• _What to do_
Print the listing below exactly, minus its pictures.

• _Records provided_
- - - - - - -

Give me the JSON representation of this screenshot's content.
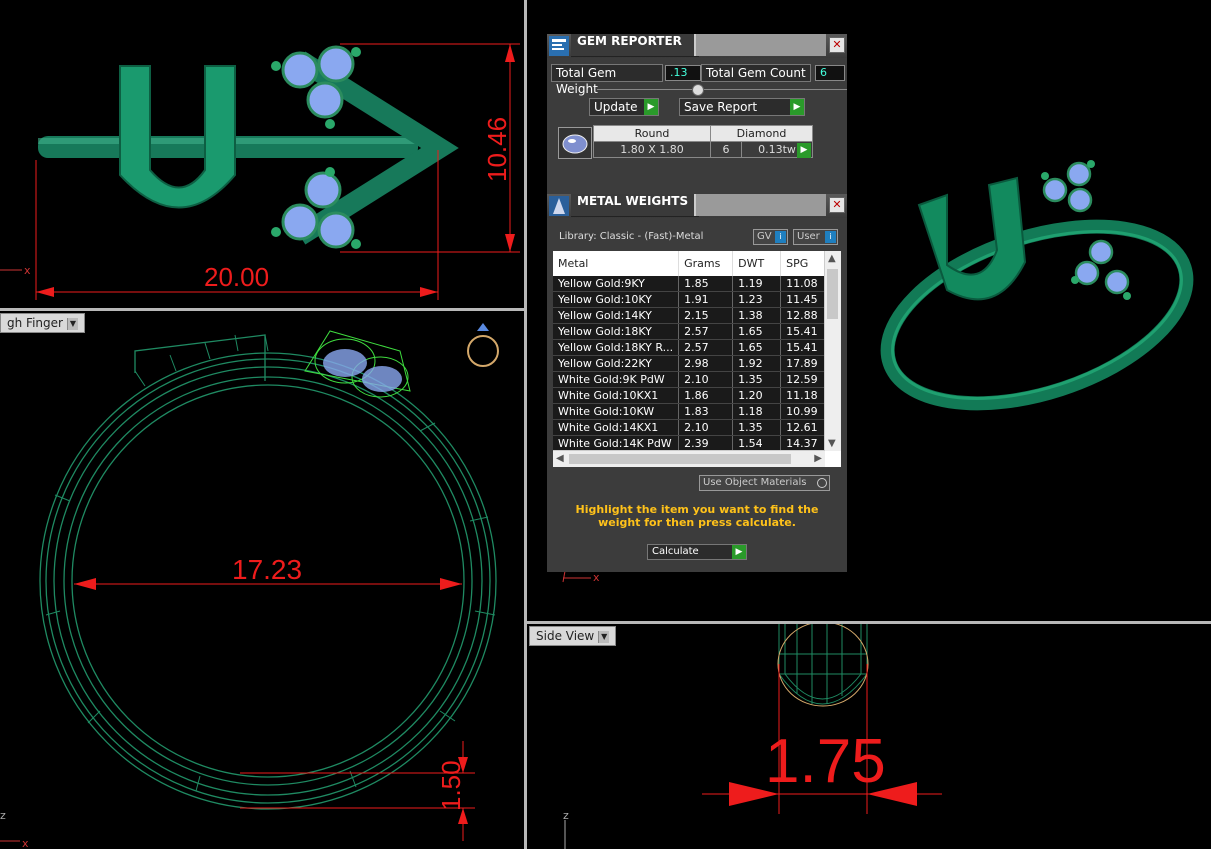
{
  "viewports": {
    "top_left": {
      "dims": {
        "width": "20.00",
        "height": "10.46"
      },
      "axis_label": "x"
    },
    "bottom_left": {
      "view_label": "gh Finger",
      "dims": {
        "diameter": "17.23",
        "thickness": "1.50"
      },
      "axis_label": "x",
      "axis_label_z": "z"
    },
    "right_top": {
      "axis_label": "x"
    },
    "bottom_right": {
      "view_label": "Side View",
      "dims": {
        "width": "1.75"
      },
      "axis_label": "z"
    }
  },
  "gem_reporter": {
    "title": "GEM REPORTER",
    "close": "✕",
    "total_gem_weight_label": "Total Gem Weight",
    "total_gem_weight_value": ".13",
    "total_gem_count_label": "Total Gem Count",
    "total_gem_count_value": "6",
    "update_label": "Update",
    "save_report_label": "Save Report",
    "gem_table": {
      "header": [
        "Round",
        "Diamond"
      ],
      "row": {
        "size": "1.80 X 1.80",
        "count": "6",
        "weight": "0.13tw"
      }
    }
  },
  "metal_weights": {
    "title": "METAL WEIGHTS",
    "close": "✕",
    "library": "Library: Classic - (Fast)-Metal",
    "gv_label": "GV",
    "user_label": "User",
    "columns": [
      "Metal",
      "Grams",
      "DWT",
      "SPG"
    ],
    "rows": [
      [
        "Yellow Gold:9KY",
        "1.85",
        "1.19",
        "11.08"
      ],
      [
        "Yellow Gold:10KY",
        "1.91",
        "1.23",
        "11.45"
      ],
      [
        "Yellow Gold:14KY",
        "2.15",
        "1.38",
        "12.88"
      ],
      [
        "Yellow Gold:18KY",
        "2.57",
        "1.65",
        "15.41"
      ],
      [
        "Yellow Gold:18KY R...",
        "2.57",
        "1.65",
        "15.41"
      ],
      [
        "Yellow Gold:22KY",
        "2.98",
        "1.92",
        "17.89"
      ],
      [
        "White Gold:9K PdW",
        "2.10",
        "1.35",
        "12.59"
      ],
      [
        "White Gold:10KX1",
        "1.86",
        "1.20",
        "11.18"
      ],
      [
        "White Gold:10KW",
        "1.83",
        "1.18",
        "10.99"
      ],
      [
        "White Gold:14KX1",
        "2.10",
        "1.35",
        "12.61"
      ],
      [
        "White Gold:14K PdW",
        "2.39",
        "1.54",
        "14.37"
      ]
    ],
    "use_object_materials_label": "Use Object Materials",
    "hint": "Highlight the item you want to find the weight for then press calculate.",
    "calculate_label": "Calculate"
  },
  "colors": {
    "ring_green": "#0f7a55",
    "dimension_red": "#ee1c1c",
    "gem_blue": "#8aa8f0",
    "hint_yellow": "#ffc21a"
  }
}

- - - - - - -

• _Exercise response_
Give me the JSON representation of this screenshot's content.
{
  "viewports": {
    "top_left": {
      "dims": {
        "width": "20.00",
        "height": "10.46"
      },
      "axis_label": "x"
    },
    "bottom_left": {
      "view_label": "gh Finger",
      "dims": {
        "diameter": "17.23",
        "thickness": "1.50"
      },
      "axis_label": "x",
      "axis_label_z": "z"
    },
    "right_top": {
      "axis_label": "x"
    },
    "bottom_right": {
      "view_label": "Side View",
      "dims": {
        "width": "1.75"
      },
      "axis_label": "z"
    }
  },
  "gem_reporter": {
    "title": "GEM REPORTER",
    "close": "✕",
    "total_gem_weight_label": "Total Gem Weight",
    "total_gem_weight_value": ".13",
    "total_gem_count_label": "Total Gem Count",
    "total_gem_count_value": "6",
    "update_label": "Update",
    "save_report_label": "Save Report",
    "gem_table": {
      "header": [
        "Round",
        "Diamond"
      ],
      "row": {
        "size": "1.80 X 1.80",
        "count": "6",
        "weight": "0.13tw"
      }
    }
  },
  "metal_weights": {
    "title": "METAL WEIGHTS",
    "close": "✕",
    "library": "Library: Classic - (Fast)-Metal",
    "gv_label": "GV",
    "user_label": "User",
    "columns": [
      "Metal",
      "Grams",
      "DWT",
      "SPG"
    ],
    "rows": [
      [
        "Yellow Gold:9KY",
        "1.85",
        "1.19",
        "11.08"
      ],
      [
        "Yellow Gold:10KY",
        "1.91",
        "1.23",
        "11.45"
      ],
      [
        "Yellow Gold:14KY",
        "2.15",
        "1.38",
        "12.88"
      ],
      [
        "Yellow Gold:18KY",
        "2.57",
        "1.65",
        "15.41"
      ],
      [
        "Yellow Gold:18KY R...",
        "2.57",
        "1.65",
        "15.41"
      ],
      [
        "Yellow Gold:22KY",
        "2.98",
        "1.92",
        "17.89"
      ],
      [
        "White Gold:9K PdW",
        "2.10",
        "1.35",
        "12.59"
      ],
      [
        "White Gold:10KX1",
        "1.86",
        "1.20",
        "11.18"
      ],
      [
        "White Gold:10KW",
        "1.83",
        "1.18",
        "10.99"
      ],
      [
        "White Gold:14KX1",
        "2.10",
        "1.35",
        "12.61"
      ],
      [
        "White Gold:14K PdW",
        "2.39",
        "1.54",
        "14.37"
      ]
    ],
    "use_object_materials_label": "Use Object Materials",
    "hint": "Highlight the item you want to find the weight for then press calculate.",
    "calculate_label": "Calculate"
  },
  "colors": {
    "ring_green": "#0f7a55",
    "dimension_red": "#ee1c1c",
    "gem_blue": "#8aa8f0",
    "hint_yellow": "#ffc21a"
  }
}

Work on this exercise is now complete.